The challenge for those of us who want to play games with our families is to encourage them to play without making them feel pressured. It can take a long time, but this approach is, in my experience, much more successful than haranguing a spouse or loved one.
I’ll admit it, I get a little excited when my wife shows interest in a game I’m playing. But I realized the other day that she needs to find her own games, rather than simply dipping in and out of mine.
To that end I was interested to read this review of Kinect Fruit Ninja recently. Josie Campbell finds a reason to play this Xbox 360 Kinect game because it turns out she is rather good at it, as she put it in her words:
Winning at Fruit Ninja on my first go, was enough incentive to play some more. I actually got quite into it. As you progress there are different power-ups and levels you can try. We particularly enjoyed the two player games where you work with (or against) a person stood next to you.
The best part of all this was the Kinect controls. You don’t hold anything, and instead stand in front of the Kinect camera. This works better than on some other Kinect games I’ve tried like Dance Central because you can see your actual outline filling the screen.
I’m still not totally convinced about the Kinect controller, but have to admit that Fruit Ninja was a nice energetic and involving way to spend a recent Autumnal afternoon.
Reading this reminded me of the online dating post I mentioned a while back on Geekdad and how another friend of mine has been getting into bingo games. Gaming can be much more than entertainment, and actually impacts us in all sort of unexpected ways.

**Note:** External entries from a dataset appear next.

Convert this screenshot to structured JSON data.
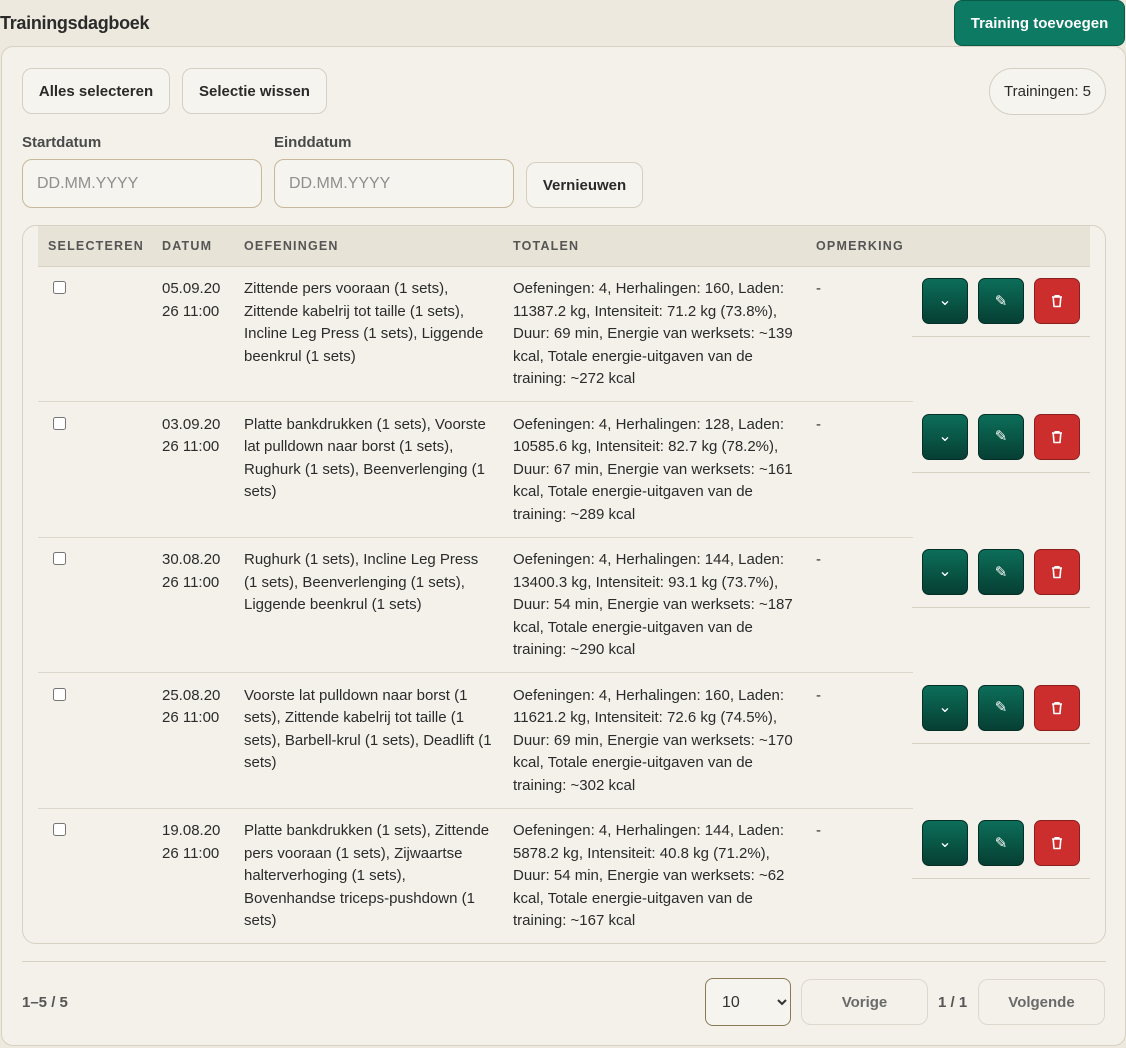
{
  "header": {
    "title": "Trainingsdagboek",
    "add_label": "Training toevoegen"
  },
  "toolbar": {
    "select_all": "Alles selecteren",
    "clear_selection": "Selectie wissen",
    "count": "Trainingen: 5"
  },
  "filters": {
    "start_label": "Startdatum",
    "start_placeholder": "DD.MM.YYYY",
    "end_label": "Einddatum",
    "end_placeholder": "DD.MM.YYYY",
    "refresh": "Vernieuwen"
  },
  "table": {
    "headers": [
      "SELECTEREN",
      "DATUM",
      "OEFENINGEN",
      "TOTALEN",
      "OPMERKING"
    ],
    "rows": [
      {
        "date1": "05.09.20",
        "date2": "26 11:00",
        "exercises": [
          "Zittende pers vooraan (1 sets),",
          "Zittende kabelrij tot taille (1 sets),",
          "Incline Leg Press (1 sets), Liggende",
          "beenkrul (1 sets)"
        ],
        "totals": [
          "Oefeningen: 4, Herhalingen: 160, Laden:",
          "11387.2 kg, Intensiteit: 71.2 kg (73.8%),",
          "Duur: 69 min, Energie van werksets: ~139",
          "kcal, Totale energie-uitgaven van de",
          "training: ~272 kcal"
        ],
        "note": "-"
      },
      {
        "date1": "03.09.20",
        "date2": "26 11:00",
        "exercises": [
          "Platte bankdrukken (1 sets), Voorste",
          "lat pulldown naar borst (1 sets),",
          "Rughurk (1 sets), Beenverlenging (1",
          "sets)"
        ],
        "totals": [
          "Oefeningen: 4, Herhalingen: 128, Laden:",
          "10585.6 kg, Intensiteit: 82.7 kg (78.2%),",
          "Duur: 67 min, Energie van werksets: ~161",
          "kcal, Totale energie-uitgaven van de",
          "training: ~289 kcal"
        ],
        "note": "-"
      },
      {
        "date1": "30.08.20",
        "date2": "26 11:00",
        "exercises": [
          "Rughurk (1 sets), Incline Leg Press",
          "(1 sets), Beenverlenging (1 sets),",
          "Liggende beenkrul (1 sets)"
        ],
        "totals": [
          "Oefeningen: 4, Herhalingen: 144, Laden:",
          "13400.3 kg, Intensiteit: 93.1 kg (73.7%),",
          "Duur: 54 min, Energie van werksets: ~187",
          "kcal, Totale energie-uitgaven van de",
          "training: ~290 kcal"
        ],
        "note": "-"
      },
      {
        "date1": "25.08.20",
        "date2": "26 11:00",
        "exercises": [
          "Voorste lat pulldown naar borst (1",
          "sets), Zittende kabelrij tot taille (1",
          "sets), Barbell-krul (1 sets), Deadlift (1",
          "sets)"
        ],
        "totals": [
          "Oefeningen: 4, Herhalingen: 160, Laden:",
          "11621.2 kg, Intensiteit: 72.6 kg (74.5%),",
          "Duur: 69 min, Energie van werksets: ~170",
          "kcal, Totale energie-uitgaven van de",
          "training: ~302 kcal"
        ],
        "note": "-"
      },
      {
        "date1": "19.08.20",
        "date2": "26 11:00",
        "exercises": [
          "Platte bankdrukken (1 sets), Zittende",
          "pers vooraan (1 sets), Zijwaartse",
          "halterverhoging (1 sets),",
          "Bovenhandse triceps-pushdown (1",
          "sets)"
        ],
        "totals": [
          "Oefeningen: 4, Herhalingen: 144, Laden:",
          "5878.2 kg, Intensiteit: 40.8 kg (71.2%),",
          "Duur: 54 min, Energie van werksets: ~62",
          "kcal, Totale energie-uitgaven van de",
          "training: ~167 kcal"
        ],
        "note": "-"
      }
    ],
    "action_icons": {
      "expand": "⌄",
      "edit": "✎",
      "delete": "trash-icon"
    }
  },
  "footer": {
    "range": "1–5 / 5",
    "page_size": "10",
    "page_size_options": [
      "10"
    ],
    "prev": "Vorige",
    "page": "1 / 1",
    "next": "Volgende"
  },
  "colors": {
    "accent": "#0d7a63",
    "danger": "#cc2e2e",
    "background": "#ede9de"
  }
}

Perhaps this is why we each need to find our own way into it.
Note: Check back on GeekDad later this week for Matt Blum’s full review of Fruit Ninja Kinect.